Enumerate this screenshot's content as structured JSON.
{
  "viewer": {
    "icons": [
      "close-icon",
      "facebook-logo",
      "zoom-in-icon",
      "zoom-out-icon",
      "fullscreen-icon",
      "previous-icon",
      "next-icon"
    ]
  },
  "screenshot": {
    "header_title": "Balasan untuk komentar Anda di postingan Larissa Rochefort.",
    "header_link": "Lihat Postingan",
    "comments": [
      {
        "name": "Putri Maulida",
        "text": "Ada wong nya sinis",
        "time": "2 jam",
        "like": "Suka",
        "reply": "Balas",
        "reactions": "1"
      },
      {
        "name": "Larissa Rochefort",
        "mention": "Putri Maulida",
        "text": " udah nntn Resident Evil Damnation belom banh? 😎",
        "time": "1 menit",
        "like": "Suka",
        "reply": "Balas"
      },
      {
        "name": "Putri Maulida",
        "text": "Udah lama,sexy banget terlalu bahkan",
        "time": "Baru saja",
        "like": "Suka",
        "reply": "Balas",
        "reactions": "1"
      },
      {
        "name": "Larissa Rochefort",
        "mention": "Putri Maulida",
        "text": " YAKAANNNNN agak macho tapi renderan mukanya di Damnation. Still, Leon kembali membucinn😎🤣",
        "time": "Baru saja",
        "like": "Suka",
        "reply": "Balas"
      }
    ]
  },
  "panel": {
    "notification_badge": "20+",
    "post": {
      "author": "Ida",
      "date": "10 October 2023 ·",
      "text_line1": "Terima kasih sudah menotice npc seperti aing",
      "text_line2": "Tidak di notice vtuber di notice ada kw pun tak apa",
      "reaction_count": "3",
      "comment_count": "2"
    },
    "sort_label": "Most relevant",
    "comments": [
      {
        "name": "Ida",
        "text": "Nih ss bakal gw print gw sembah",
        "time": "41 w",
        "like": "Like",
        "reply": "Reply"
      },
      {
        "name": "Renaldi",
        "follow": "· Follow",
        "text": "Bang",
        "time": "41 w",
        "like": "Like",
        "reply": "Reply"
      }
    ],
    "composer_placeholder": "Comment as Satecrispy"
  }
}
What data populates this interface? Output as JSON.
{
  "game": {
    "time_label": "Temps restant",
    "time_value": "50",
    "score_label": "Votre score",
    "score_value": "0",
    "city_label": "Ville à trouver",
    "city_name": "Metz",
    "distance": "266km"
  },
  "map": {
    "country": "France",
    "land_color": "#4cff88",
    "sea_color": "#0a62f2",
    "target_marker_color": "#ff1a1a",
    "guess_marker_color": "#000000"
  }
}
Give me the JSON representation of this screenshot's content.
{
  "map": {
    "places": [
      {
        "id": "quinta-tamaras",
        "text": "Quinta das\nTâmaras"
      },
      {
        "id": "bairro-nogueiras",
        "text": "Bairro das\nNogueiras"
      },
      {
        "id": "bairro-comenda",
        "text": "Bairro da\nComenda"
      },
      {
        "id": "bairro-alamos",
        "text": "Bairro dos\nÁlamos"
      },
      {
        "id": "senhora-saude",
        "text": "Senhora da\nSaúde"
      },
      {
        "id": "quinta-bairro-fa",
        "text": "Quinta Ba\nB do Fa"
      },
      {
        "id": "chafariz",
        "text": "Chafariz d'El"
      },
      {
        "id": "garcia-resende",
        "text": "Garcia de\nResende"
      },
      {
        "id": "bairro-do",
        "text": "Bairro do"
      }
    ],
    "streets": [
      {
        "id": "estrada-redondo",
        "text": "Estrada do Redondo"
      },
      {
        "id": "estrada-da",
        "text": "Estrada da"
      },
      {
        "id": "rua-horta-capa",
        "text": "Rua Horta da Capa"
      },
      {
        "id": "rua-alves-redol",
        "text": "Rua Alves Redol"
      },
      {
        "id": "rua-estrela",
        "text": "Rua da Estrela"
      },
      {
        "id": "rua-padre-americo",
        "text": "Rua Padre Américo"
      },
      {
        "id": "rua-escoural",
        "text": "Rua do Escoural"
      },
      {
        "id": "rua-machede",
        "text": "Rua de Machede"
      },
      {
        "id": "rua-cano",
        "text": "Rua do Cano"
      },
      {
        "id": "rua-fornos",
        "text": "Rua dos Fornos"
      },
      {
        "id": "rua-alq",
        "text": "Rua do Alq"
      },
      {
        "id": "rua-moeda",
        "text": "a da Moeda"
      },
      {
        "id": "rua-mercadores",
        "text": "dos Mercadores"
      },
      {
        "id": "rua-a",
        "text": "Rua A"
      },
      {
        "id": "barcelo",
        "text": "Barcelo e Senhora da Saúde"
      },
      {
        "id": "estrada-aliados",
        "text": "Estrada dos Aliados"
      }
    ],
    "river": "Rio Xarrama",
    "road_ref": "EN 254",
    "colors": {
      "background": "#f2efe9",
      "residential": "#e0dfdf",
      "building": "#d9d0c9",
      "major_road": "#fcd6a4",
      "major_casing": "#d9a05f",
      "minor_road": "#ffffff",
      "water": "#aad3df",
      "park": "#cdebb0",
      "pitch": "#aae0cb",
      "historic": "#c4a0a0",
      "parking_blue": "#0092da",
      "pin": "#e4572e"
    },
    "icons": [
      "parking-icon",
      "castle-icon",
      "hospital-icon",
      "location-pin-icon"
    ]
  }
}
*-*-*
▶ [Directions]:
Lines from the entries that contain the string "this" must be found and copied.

▶ [Answer box]:
Enumerate this screenshot's content as structured JSON.
What data populates this interface? Output as JSON.
Give me the JSON representation of this screenshot's content.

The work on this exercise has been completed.